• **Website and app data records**
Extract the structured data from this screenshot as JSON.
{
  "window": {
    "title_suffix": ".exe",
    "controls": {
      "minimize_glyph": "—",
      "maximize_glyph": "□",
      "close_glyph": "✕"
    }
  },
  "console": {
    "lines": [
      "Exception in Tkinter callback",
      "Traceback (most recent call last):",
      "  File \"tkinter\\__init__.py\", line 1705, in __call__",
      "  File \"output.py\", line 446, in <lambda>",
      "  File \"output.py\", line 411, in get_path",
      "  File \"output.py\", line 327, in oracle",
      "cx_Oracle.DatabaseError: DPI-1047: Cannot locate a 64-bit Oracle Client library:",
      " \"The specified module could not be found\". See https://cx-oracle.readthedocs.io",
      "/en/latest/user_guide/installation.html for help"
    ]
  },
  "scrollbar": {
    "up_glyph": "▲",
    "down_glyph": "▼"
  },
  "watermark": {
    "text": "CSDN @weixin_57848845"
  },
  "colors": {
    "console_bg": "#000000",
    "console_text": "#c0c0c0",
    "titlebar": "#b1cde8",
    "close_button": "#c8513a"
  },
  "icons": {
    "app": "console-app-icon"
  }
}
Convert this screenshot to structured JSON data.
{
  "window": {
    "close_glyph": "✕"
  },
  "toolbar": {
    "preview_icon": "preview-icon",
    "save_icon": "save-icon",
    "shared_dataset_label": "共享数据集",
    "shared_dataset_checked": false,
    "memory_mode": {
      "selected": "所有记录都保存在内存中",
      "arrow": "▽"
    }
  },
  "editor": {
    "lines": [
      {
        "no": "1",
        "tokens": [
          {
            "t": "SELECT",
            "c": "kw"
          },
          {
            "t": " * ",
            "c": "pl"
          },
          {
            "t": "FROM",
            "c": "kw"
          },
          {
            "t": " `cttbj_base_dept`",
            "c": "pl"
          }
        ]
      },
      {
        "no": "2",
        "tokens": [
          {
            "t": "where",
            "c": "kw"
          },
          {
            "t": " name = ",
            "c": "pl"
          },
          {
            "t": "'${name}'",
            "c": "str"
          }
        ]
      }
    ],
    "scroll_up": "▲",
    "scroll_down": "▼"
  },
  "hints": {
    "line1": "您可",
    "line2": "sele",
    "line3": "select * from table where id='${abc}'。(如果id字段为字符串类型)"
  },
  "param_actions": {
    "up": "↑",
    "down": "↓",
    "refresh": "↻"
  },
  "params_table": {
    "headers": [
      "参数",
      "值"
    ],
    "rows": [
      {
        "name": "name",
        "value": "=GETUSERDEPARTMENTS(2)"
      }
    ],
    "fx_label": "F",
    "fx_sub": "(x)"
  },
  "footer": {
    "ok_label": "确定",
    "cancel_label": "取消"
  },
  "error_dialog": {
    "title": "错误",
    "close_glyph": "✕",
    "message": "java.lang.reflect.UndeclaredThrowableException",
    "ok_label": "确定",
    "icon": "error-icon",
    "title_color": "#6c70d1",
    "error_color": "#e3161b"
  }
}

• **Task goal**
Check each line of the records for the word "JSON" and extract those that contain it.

• **Task answer**
Extract the structured data from this screenshot as JSON.
Convert this screenshot to structured JSON data.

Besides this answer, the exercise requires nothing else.